In 2013, the Target chain of stores was hacked into the database of its users, leading to the theft of more than 40 million credit card numbers. Today, the group seeks to negotiate amicably with a class action to avoid the trial.
According to official documents, the Target group wishes to negotiate amicable compensation with customers whose bank details were stolen during the hack of the firm's site in 2013.
During the attack, the hackers left with 40 million credit card numbers as well as 70 million names, addresses and telephone numbers. The compensation should therefore concern all of the customers, including those whose bank details had not been entered in the group's database.
The complaint is based on the $ 200 million in fees incurred by the banks following the affair, whether it be the creation of new credit cards or reimbursements following fraudulent use of bank details.
As such, Target agreed to an arrangement totaling $ 10 million, representing compensation of up to $ 10,000 per person.

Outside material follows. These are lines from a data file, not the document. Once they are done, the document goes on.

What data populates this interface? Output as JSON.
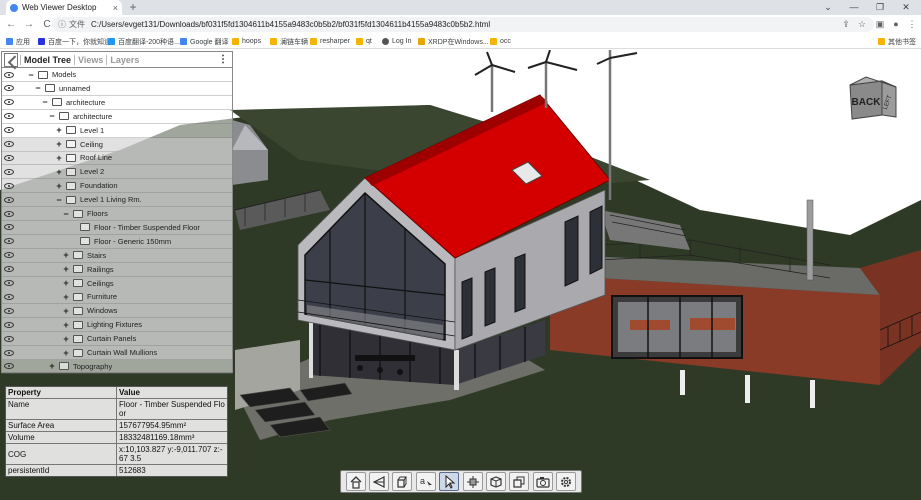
{
  "browser": {
    "tab_title": "Web Viewer Desktop",
    "tab_close": "×",
    "new_tab": "+",
    "window_controls": [
      "⌄",
      "—",
      "❐",
      "✕"
    ],
    "nav": {
      "back": "←",
      "forward": "→",
      "reload": "C"
    },
    "address": {
      "info": "ⓘ",
      "scheme": "文件",
      "url": "C:/Users/evget131/Downloads/bf031f5fd1304611b4155a9483c0b5b2/bf031f5fd1304611b4155a9483c0b5b2.html"
    },
    "toolbar_icons": [
      "share-icon",
      "star-icon",
      "extensions-icon",
      "sidebar-icon",
      "profile-icon",
      "menu-icon"
    ],
    "bookmarks": [
      {
        "label": "应用",
        "color": "#4285f4"
      },
      {
        "label": "百度一下，你就知道",
        "color": "#2932e1"
      },
      {
        "label": "百度翻译-200种语...",
        "color": "#2196f3"
      },
      {
        "label": "Google 翻译",
        "color": "#4285f4"
      },
      {
        "label": "hoops",
        "color": "#f4b400"
      },
      {
        "label": "澜链车辆",
        "color": "#f4b400"
      },
      {
        "label": "resharper",
        "color": "#f4b400"
      },
      {
        "label": "qt",
        "color": "#f4b400"
      },
      {
        "label": "Log In",
        "color": "#555555"
      },
      {
        "label": "XRDP在Windows...",
        "color": "#e6a700"
      },
      {
        "label": "occ",
        "color": "#f4b400"
      }
    ],
    "other_bookmarks": "其他书签"
  },
  "tree": {
    "tabs": [
      "Model Tree",
      "Views",
      "Layers"
    ],
    "active_tab": "Model Tree",
    "menu": "⋮",
    "rows": [
      {
        "label": "Models",
        "depth": 0,
        "toggle": "−",
        "selected": false
      },
      {
        "label": "unnamed",
        "depth": 1,
        "toggle": "−",
        "selected": false
      },
      {
        "label": "architecture",
        "depth": 2,
        "toggle": "−",
        "selected": false
      },
      {
        "label": "architecture",
        "depth": 3,
        "toggle": "−",
        "selected": false
      },
      {
        "label": "Level 1",
        "depth": 4,
        "toggle": "+",
        "selected": false
      },
      {
        "label": "Ceiling",
        "depth": 4,
        "toggle": "+",
        "selected": true
      },
      {
        "label": "Roof Line",
        "depth": 4,
        "toggle": "+",
        "selected": true
      },
      {
        "label": "Level 2",
        "depth": 4,
        "toggle": "+",
        "selected": true
      },
      {
        "label": "Foundation",
        "depth": 4,
        "toggle": "+",
        "selected": true
      },
      {
        "label": "Level 1 Living Rm.",
        "depth": 4,
        "toggle": "−",
        "selected": true
      },
      {
        "label": "Floors",
        "depth": 5,
        "toggle": "−",
        "selected": true
      },
      {
        "label": "Floor - Timber Suspended Floor",
        "depth": 6,
        "toggle": "",
        "selected": true
      },
      {
        "label": "Floor - Generic 150mm",
        "depth": 6,
        "toggle": "",
        "selected": true
      },
      {
        "label": "Stairs",
        "depth": 5,
        "toggle": "+",
        "selected": true
      },
      {
        "label": "Railings",
        "depth": 5,
        "toggle": "+",
        "selected": true
      },
      {
        "label": "Ceilings",
        "depth": 5,
        "toggle": "+",
        "selected": true
      },
      {
        "label": "Furniture",
        "depth": 5,
        "toggle": "+",
        "selected": true
      },
      {
        "label": "Windows",
        "depth": 5,
        "toggle": "+",
        "selected": true
      },
      {
        "label": "Lighting Fixtures",
        "depth": 5,
        "toggle": "+",
        "selected": true
      },
      {
        "label": "Curtain Panels",
        "depth": 5,
        "toggle": "+",
        "selected": true
      },
      {
        "label": "Curtain Wall Mullions",
        "depth": 5,
        "toggle": "+",
        "selected": true
      },
      {
        "label": "Topography",
        "depth": 3,
        "toggle": "+",
        "selected": false
      }
    ]
  },
  "properties": {
    "header": [
      "Property",
      "Value"
    ],
    "rows": [
      [
        "Name",
        "Floor - Timber Suspended Floor"
      ],
      [
        "Surface Area",
        "157677954.95mm²"
      ],
      [
        "Volume",
        "18332481169.18mm³"
      ],
      [
        "COG",
        "x:10,103.827 y:-9,011.707 z:-67 3.5"
      ],
      [
        "persistentId",
        "512683"
      ]
    ]
  },
  "navcube": {
    "face_front": "BACK",
    "face_side": "LEFT"
  },
  "tools": [
    {
      "name": "home-icon",
      "active": false
    },
    {
      "name": "camera-orbit-icon",
      "active": false
    },
    {
      "name": "wireframe-cube-icon",
      "active": false
    },
    {
      "name": "annotation-icon",
      "active": false
    },
    {
      "name": "select-pointer-icon",
      "active": true
    },
    {
      "name": "explode-icon",
      "active": false
    },
    {
      "name": "model-browser-icon",
      "active": false
    },
    {
      "name": "cutting-plane-icon",
      "active": false
    },
    {
      "name": "snapshot-camera-icon",
      "active": false
    },
    {
      "name": "settings-gear-icon",
      "active": false
    }
  ],
  "colors": {
    "roof": "#d40000",
    "ground": "#2f3a26",
    "walls": "#b9b9be",
    "terrace": "#8a3b28",
    "sky": "#ffffff"
  }
}
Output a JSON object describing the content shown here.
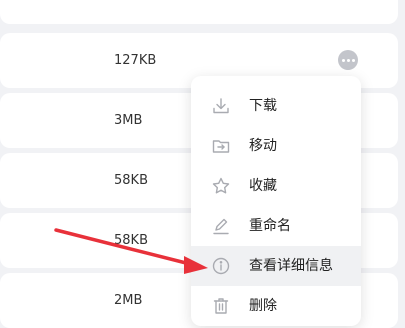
{
  "rows": [
    {
      "size": "127KB"
    },
    {
      "size": "3MB"
    },
    {
      "size": "58KB"
    },
    {
      "size": "58KB"
    },
    {
      "size": "2MB"
    }
  ],
  "menu": {
    "items": [
      {
        "label": "下载",
        "icon": "download-icon"
      },
      {
        "label": "移动",
        "icon": "move-to-folder-icon"
      },
      {
        "label": "收藏",
        "icon": "star-icon"
      },
      {
        "label": "重命名",
        "icon": "rename-pencil-icon"
      },
      {
        "label": "查看详细信息",
        "icon": "info-icon",
        "highlighted": true
      },
      {
        "label": "删除",
        "icon": "trash-icon"
      }
    ]
  },
  "colors": {
    "background": "#f1f2f5",
    "row": "#ffffff",
    "menu_highlight": "#f0f1f3",
    "annotation_arrow": "#e8313a",
    "icon_gray": "#a9abb1"
  }
}
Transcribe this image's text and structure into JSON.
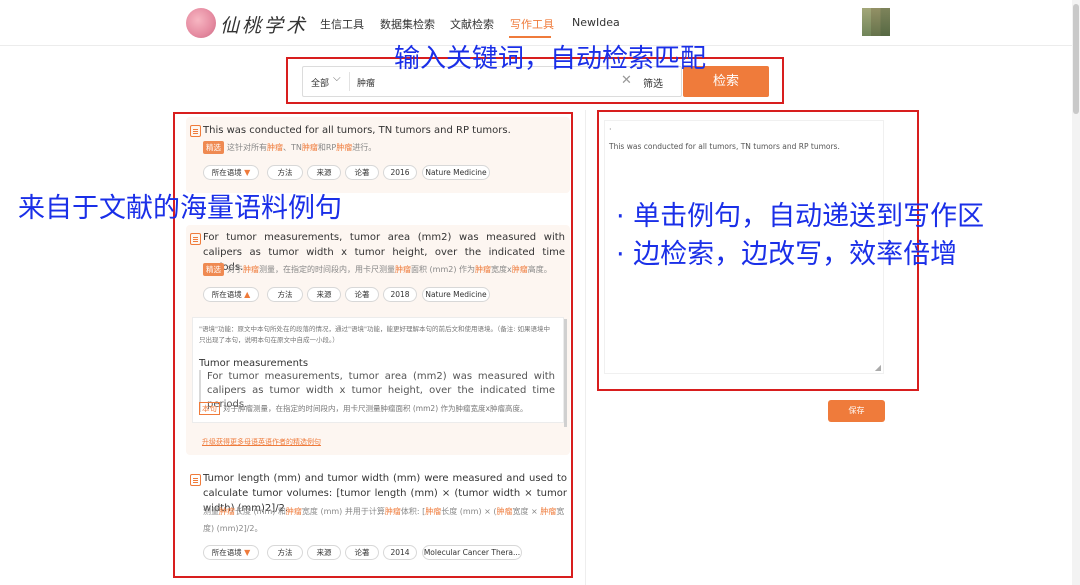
{
  "nav": {
    "logo_text": "仙桃学术",
    "items": [
      "生信工具",
      "数据集检索",
      "文献检索",
      "写作工具",
      "NewIdea"
    ],
    "active": "写作工具"
  },
  "search": {
    "scope": "全部",
    "query": "肿瘤",
    "filter_label": "筛选",
    "button_label": "检索"
  },
  "results": [
    {
      "title": "This was conducted for all tumors, TN tumors and RP tumors.",
      "badge": "精选",
      "translation_parts": [
        "这针对所有",
        "肿瘤",
        "、TN",
        "肿瘤",
        "和RP",
        "肿瘤",
        "进行。"
      ],
      "tags": [
        "所在语境",
        "方法",
        "来源",
        "论著",
        "2016",
        "Nature Medicine"
      ]
    },
    {
      "title": "For tumor measurements, tumor area (mm2) was measured with calipers as tumor width x tumor height, over the indicated time periods.",
      "badge": "精选",
      "translation_parts": [
        "对于",
        "肿瘤",
        "测量，在指定的时间段内，用卡尺测量",
        "肿瘤",
        "面积 (mm2) 作为",
        "肿瘤",
        "宽度x",
        "肿瘤",
        "高度。"
      ],
      "tags": [
        "所在语境",
        "方法",
        "来源",
        "论著",
        "2018",
        "Nature Medicine"
      ],
      "context": {
        "note": "\"语境\"功能：原文中本句所处在的段落的情况，通过\"语境\"功能，能更好理解本句的前后文和使用语境。（备注: 如果语境中只出现了本句，说明本句在原文中自成一小段。）",
        "heading": "Tumor measurements",
        "quote": "For tumor measurements, tumor area (mm2) was measured with calipers as tumor width x tumor height, over the indicated time periods.",
        "tr_badge": "本句",
        "tr_text": "对于肿瘤测量，在指定的时间段内，用卡尺测量肿瘤面积 (mm2) 作为肿瘤宽度x肿瘤高度。",
        "upgrade_link": "升级获得更多母语英语作者的精选例句"
      }
    },
    {
      "title": "Tumor length (mm) and tumor width (mm) were measured and used to calculate tumor volumes: [tumor length (mm) × (tumor width × tumor width) (mm)2]/2.",
      "translation_parts": [
        "测量",
        "肿瘤",
        "长度 (mm) 和",
        "肿瘤",
        "宽度 (mm) 并用于计算",
        "肿瘤",
        "体积: [",
        "肿瘤",
        "长度 (mm) × (",
        "肿瘤",
        "宽度 × ",
        "肿瘤",
        "宽度) (mm)2]/2。"
      ],
      "tags": [
        "所在语境",
        "方法",
        "来源",
        "论著",
        "2014",
        "Molecular Cancer Thera..."
      ]
    }
  ],
  "editor": {
    "dot": "·",
    "text": "This was conducted for all tumors, TN tumors and RP tumors.",
    "save_label": "保存"
  },
  "annotations": {
    "search_caption": "输入关键词，自动检索匹配",
    "corpus_caption": "来自于文献的海量语料例句",
    "editor_caption_1": "· 单击例句，自动递送到写作区",
    "editor_caption_2": "· 边检索，边改写，效率倍增"
  },
  "colors": {
    "accent": "#ef7b3b",
    "annotation_box": "#d81e1e",
    "annotation_text": "#1a2fe8"
  }
}
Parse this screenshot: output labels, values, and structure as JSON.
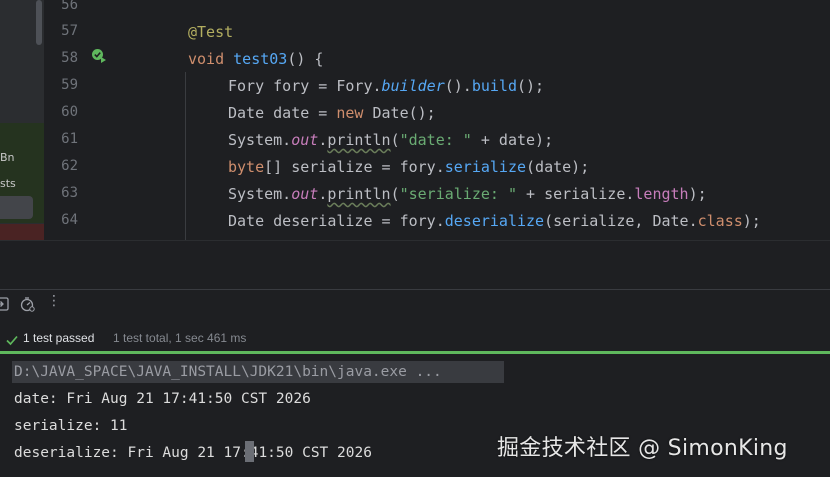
{
  "left_panel": {
    "label_bn": "Bn",
    "label_sts": "sts"
  },
  "editor": {
    "line_numbers": [
      "56",
      "57",
      "58",
      "59",
      "60",
      "61",
      "62",
      "63",
      "64"
    ],
    "lines": {
      "l57": {
        "annotation": "@Test"
      },
      "l58": {
        "kw_void": "void",
        "method": "test03",
        "rest": "() {"
      },
      "l59": {
        "t1": "Fory fory = Fory.",
        "builder": "builder",
        "t2": "().",
        "build": "build",
        "t3": "();"
      },
      "l60": {
        "t1": "Date date = ",
        "kw_new": "new",
        "t2": " Date();"
      },
      "l61": {
        "t1": "System.",
        "out": "out",
        "t2": ".",
        "println": "println",
        "t3": "(",
        "str": "\"date: \"",
        "t4": " + date);"
      },
      "l62": {
        "kw_byte": "byte",
        "t1": "[] serialize = fory.",
        "serialize": "serialize",
        "t2": "(date);"
      },
      "l63": {
        "t1": "System.",
        "out": "out",
        "t2": ".",
        "println": "println",
        "t3": "(",
        "str": "\"serialize: \"",
        "t4": " + serialize.",
        "length": "length",
        "t5": ");"
      },
      "l64": {
        "t1": "Date deserialize = fory.",
        "deserialize": "deserialize",
        "t2": "(serialize, Date.",
        "kw_class": "class",
        "t3": ");"
      }
    }
  },
  "run_toolbar": {
    "more_label": "⋮"
  },
  "status": {
    "passed": "1 test passed",
    "total": "1 test total, 1 sec 461 ms"
  },
  "console": {
    "command": "D:\\JAVA_SPACE\\JAVA_INSTALL\\JDK21\\bin\\java.exe ...",
    "line1": "date: Fri Aug 21 17:41:50 CST 2026",
    "line2": "serialize: 11",
    "line3_a": "deserialize: Fri Aug 21",
    "line3_b": "17:41:50 CST 2026"
  },
  "watermark": "掘金技术社区 @ SimonKing",
  "colors": {
    "background": "#1e1f22",
    "keyword": "#cf8e6d",
    "annotation": "#b3ae60",
    "method": "#56a8f5",
    "string": "#6aab73",
    "field": "#c77dbb",
    "success": "#5fb85d"
  },
  "icons": {
    "run_gutter": "run-test-passed-icon",
    "toolbar_1": "import-icon",
    "toolbar_2": "timer-icon",
    "status": "check-icon"
  }
}
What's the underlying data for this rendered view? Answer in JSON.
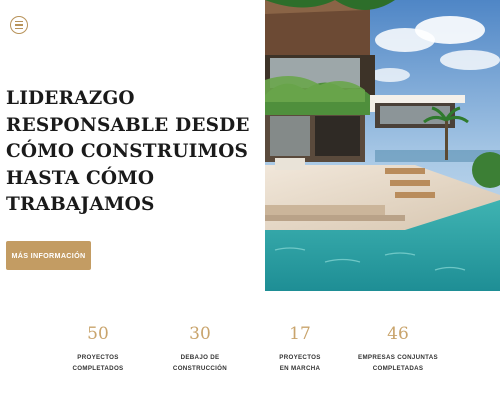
{
  "header": {
    "menu_icon": "hamburger-menu-icon",
    "accent_color": "#c39c63"
  },
  "hero": {
    "title": "LIDERAZGO\nRESPONSABLE DESDE\nCÓMO CONSTRUIMOS\nHASTA CÓMO\nTRABAJAMOS",
    "cta_label": "MÁS INFORMACIÓN"
  },
  "stats": [
    {
      "value": "50",
      "label_line1": "PROYECTOS",
      "label_line2": "COMPLETADOS"
    },
    {
      "value": "30",
      "label_line1": "DEBAJO DE",
      "label_line2": "CONSTRUCCIÓN"
    },
    {
      "value": "17",
      "label_line1": "PROYECTOS",
      "label_line2": "EN MARCHA"
    },
    {
      "value": "46",
      "label_line1": "EMPRESAS CONJUNTAS",
      "label_line2": "COMPLETADAS"
    }
  ]
}
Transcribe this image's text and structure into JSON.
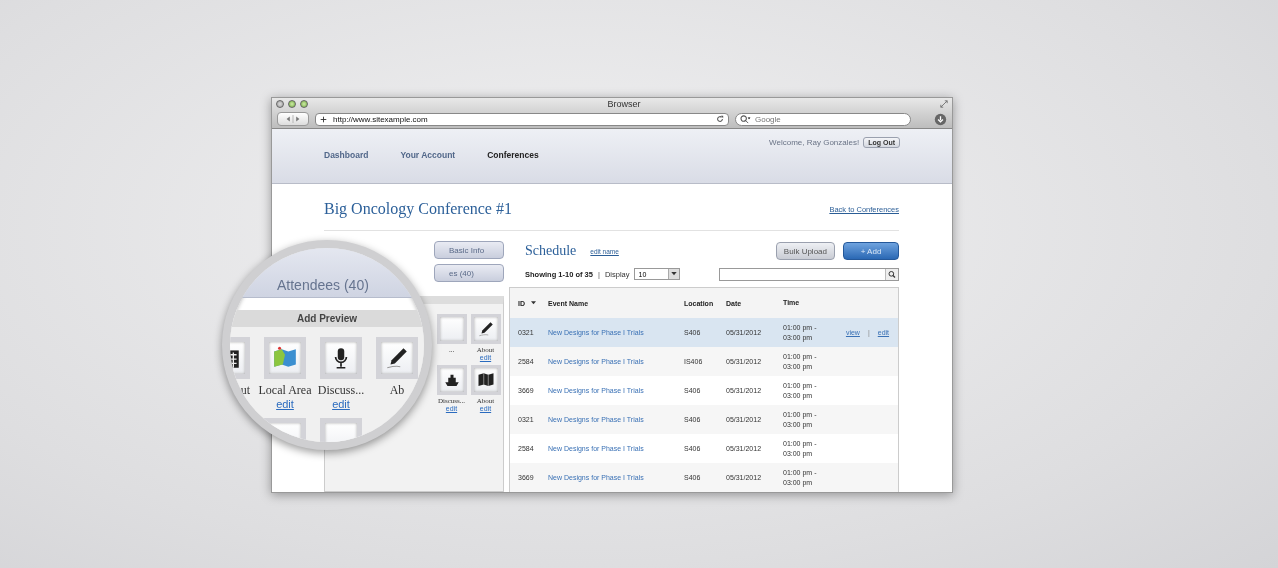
{
  "window": {
    "title": "Browser",
    "url": "http://www.sitexample.com",
    "search_placeholder": "Google"
  },
  "nav": {
    "items": [
      {
        "label": "Dashboard",
        "selected": false
      },
      {
        "label": "Your Account",
        "selected": false
      },
      {
        "label": "Conferences",
        "selected": true
      }
    ],
    "welcome": "Welcome, Ray Gonzales!",
    "logout": "Log Out"
  },
  "page": {
    "title": "Big Oncology Conference #1",
    "back_link": "Back to Conferences"
  },
  "side_tabs": [
    {
      "label": "Basic Info"
    },
    {
      "label": "es (40)"
    }
  ],
  "preview": {
    "tiles": [
      {
        "kind": "blank",
        "label": "..."
      },
      {
        "kind": "pen",
        "label": "About",
        "edit": "edit"
      },
      {
        "kind": "ship",
        "label": "Discuss...",
        "edit": "edit"
      },
      {
        "kind": "atlas",
        "label": "About",
        "edit": "edit"
      }
    ]
  },
  "schedule": {
    "title": "Schedule",
    "edit_name": "edit name",
    "buttons": [
      {
        "label": "Bulk Upload",
        "kind": "secondary"
      },
      {
        "label": "+ Add",
        "kind": "primary"
      }
    ],
    "showing": "Showing 1-10 of 35",
    "separator": "|",
    "display_label": "Display",
    "display_value": "10",
    "table": {
      "columns": [
        {
          "label": "ID",
          "sorted": true
        },
        {
          "label": "Event Name",
          "sorted": false
        },
        {
          "label": "Location",
          "sorted": false
        },
        {
          "label": "Date",
          "sorted": false
        },
        {
          "label": "Time",
          "sorted": false
        }
      ],
      "rows": [
        {
          "cells": [
            "0321",
            "New Designs for Phase I Trials",
            "S406",
            "05/31/2012",
            "01:00 pm - 03:00 pm"
          ],
          "selected": true,
          "actions": [
            "view",
            "|",
            "edit"
          ]
        },
        {
          "cells": [
            "2584",
            "New Designs for Phase I Trials",
            "IS406",
            "05/31/2012",
            "01:00 pm - 03:00 pm"
          ],
          "selected": false
        },
        {
          "cells": [
            "3669",
            "New Designs for Phase I Trials",
            "S406",
            "05/31/2012",
            "01:00 pm - 03:00 pm"
          ],
          "selected": false
        },
        {
          "cells": [
            "0321",
            "New Designs for Phase I Trials",
            "S406",
            "05/31/2012",
            "01:00 pm - 03:00 pm"
          ],
          "selected": false
        },
        {
          "cells": [
            "2584",
            "New Designs for Phase I Trials",
            "S406",
            "05/31/2012",
            "01:00 pm - 03:00 pm"
          ],
          "selected": false
        },
        {
          "cells": [
            "3669",
            "New Designs for Phase I Trials",
            "S406",
            "05/31/2012",
            "01:00 pm - 03:00 pm"
          ],
          "selected": false
        }
      ]
    }
  },
  "lens": {
    "tab": "Attendees (40)",
    "panel_title": "Add Preview",
    "tiles": [
      {
        "kind": "calendar",
        "label": "ut"
      },
      {
        "kind": "map",
        "label": "Local Area",
        "edit": "edit"
      },
      {
        "kind": "mic",
        "label": "Discuss...",
        "edit": "edit"
      },
      {
        "kind": "pen",
        "label": "Ab"
      },
      {
        "kind": "blank"
      },
      {
        "kind": "blank"
      }
    ]
  }
}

Following major hacking, Target has implemented new security protocols. An investigation in 2014 indicated that Target was aware of the weaknesses in its system several weeks before the attack, but that the group had not bothered to make the necessary corrections. A situation which led to the resignation of the CEO of the group as well as the head of the technology department.